*** Opening MATERIAL SUPPLIED ***

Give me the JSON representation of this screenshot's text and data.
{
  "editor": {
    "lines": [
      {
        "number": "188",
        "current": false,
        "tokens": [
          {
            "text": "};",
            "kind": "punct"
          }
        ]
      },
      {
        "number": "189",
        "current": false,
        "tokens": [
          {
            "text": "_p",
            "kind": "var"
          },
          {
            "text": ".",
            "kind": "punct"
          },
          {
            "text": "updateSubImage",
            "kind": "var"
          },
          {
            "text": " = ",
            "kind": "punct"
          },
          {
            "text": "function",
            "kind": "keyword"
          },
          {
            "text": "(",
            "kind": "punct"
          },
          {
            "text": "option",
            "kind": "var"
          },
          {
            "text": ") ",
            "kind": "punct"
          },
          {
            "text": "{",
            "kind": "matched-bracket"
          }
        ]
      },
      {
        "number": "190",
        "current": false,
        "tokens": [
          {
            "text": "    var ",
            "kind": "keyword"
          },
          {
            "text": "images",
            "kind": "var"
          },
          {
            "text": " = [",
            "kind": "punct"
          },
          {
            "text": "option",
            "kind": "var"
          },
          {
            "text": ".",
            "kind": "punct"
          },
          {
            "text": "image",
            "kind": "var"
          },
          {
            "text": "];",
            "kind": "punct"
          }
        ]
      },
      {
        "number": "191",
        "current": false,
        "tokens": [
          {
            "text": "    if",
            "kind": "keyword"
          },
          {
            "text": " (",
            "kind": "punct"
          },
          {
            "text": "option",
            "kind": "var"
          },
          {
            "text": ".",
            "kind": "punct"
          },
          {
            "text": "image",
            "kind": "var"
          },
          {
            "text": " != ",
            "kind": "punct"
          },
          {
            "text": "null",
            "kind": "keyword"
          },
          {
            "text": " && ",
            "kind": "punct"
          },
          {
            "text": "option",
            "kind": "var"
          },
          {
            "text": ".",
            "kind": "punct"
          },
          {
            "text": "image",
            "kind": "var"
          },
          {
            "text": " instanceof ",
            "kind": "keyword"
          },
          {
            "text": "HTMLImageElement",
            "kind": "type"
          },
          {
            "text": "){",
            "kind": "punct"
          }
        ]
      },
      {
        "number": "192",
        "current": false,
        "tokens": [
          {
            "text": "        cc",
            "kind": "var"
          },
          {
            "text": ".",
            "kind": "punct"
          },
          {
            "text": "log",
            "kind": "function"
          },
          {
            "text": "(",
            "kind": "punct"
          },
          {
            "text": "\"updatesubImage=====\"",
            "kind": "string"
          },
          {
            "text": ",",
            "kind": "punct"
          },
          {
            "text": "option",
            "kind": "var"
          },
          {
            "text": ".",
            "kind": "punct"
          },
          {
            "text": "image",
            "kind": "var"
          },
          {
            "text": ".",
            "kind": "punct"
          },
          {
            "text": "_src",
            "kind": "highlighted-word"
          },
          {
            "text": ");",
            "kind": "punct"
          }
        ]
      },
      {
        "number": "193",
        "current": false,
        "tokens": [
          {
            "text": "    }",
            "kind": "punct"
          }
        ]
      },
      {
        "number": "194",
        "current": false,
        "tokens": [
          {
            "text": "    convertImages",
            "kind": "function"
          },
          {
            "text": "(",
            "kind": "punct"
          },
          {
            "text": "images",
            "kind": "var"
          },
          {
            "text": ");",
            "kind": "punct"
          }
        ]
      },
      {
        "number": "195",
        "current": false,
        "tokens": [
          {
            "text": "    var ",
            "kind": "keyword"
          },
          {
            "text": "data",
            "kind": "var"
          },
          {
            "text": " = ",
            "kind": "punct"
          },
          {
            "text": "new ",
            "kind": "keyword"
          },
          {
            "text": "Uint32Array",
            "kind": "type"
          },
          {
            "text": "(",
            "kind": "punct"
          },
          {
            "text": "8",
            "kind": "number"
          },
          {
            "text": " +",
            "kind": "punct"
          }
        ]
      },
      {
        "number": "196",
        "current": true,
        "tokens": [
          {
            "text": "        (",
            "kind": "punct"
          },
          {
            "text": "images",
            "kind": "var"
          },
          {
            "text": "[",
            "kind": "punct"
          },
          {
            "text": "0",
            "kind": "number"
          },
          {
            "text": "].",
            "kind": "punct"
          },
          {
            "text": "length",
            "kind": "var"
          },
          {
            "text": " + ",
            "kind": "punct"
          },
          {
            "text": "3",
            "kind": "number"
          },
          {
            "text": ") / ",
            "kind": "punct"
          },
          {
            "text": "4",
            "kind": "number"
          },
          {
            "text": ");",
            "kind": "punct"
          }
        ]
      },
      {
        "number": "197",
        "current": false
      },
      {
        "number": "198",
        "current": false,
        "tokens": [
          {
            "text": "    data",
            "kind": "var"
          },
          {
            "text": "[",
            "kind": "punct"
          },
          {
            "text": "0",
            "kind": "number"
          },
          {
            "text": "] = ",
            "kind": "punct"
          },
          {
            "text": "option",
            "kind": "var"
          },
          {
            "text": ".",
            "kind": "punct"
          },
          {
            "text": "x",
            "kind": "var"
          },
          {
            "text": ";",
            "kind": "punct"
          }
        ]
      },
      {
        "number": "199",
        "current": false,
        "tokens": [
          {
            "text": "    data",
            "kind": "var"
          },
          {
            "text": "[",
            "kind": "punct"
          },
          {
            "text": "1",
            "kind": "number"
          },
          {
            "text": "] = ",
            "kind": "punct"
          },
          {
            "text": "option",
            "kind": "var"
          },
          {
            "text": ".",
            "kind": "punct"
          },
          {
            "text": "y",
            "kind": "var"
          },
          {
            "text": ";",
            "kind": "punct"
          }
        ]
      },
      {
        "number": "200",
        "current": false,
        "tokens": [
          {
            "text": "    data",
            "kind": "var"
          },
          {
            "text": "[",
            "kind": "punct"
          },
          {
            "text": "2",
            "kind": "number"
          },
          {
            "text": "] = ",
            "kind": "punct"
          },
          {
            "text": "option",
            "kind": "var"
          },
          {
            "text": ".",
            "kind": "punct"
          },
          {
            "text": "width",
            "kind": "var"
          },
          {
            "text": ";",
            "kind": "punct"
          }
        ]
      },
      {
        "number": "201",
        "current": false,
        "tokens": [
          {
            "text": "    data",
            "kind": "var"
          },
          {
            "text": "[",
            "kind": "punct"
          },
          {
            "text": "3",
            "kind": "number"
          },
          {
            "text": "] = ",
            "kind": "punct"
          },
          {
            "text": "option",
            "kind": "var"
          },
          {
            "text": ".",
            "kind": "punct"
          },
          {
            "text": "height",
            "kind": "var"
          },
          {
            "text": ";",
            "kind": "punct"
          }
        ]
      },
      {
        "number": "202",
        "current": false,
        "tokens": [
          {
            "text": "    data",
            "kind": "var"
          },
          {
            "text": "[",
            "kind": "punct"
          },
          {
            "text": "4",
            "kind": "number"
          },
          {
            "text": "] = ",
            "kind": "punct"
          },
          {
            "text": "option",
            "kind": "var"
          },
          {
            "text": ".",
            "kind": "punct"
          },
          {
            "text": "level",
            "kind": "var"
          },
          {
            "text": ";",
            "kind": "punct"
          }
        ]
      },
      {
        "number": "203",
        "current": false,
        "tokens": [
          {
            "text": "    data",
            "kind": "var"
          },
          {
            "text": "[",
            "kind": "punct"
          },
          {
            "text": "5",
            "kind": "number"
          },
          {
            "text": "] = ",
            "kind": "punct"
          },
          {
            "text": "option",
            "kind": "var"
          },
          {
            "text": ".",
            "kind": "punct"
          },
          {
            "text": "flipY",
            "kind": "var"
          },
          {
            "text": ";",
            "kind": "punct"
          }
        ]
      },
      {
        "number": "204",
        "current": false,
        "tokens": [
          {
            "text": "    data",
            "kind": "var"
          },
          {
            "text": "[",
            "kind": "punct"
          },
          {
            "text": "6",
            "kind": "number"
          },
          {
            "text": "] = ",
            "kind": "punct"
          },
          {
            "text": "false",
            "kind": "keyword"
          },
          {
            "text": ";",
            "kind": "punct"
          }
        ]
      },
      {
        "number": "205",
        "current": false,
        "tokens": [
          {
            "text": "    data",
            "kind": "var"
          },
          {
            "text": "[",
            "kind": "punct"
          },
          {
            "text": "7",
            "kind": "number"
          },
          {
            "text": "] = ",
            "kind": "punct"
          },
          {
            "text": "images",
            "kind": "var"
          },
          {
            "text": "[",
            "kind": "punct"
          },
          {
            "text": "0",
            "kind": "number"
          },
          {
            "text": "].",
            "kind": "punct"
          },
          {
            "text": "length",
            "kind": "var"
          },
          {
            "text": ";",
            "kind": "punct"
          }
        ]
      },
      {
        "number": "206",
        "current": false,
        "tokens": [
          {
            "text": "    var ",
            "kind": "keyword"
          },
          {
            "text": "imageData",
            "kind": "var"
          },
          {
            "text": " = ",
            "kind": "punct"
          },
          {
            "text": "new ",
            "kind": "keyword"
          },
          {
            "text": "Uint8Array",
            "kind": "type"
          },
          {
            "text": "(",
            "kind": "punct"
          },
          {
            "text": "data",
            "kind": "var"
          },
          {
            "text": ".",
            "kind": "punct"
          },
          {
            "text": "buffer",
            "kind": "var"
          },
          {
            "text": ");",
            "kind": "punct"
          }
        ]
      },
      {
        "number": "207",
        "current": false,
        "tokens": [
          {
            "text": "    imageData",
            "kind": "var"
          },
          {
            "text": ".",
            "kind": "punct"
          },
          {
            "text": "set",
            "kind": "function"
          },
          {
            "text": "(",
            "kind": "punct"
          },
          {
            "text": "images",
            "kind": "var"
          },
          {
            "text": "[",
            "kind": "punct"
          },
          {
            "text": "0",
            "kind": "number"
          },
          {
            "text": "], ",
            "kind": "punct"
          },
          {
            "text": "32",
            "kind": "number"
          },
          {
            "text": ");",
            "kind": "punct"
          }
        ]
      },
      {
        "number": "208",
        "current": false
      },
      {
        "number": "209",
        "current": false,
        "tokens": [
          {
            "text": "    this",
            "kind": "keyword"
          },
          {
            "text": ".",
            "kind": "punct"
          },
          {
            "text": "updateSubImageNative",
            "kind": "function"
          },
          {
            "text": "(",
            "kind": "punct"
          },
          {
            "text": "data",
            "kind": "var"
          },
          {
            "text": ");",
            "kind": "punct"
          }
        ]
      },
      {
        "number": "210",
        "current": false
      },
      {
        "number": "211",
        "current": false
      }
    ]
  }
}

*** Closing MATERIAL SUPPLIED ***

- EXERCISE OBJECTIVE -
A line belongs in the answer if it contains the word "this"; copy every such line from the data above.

- ANSWER TO THE PROBLEM -
Give me the JSON representation of this screenshot's text and data.
            "text": "    this",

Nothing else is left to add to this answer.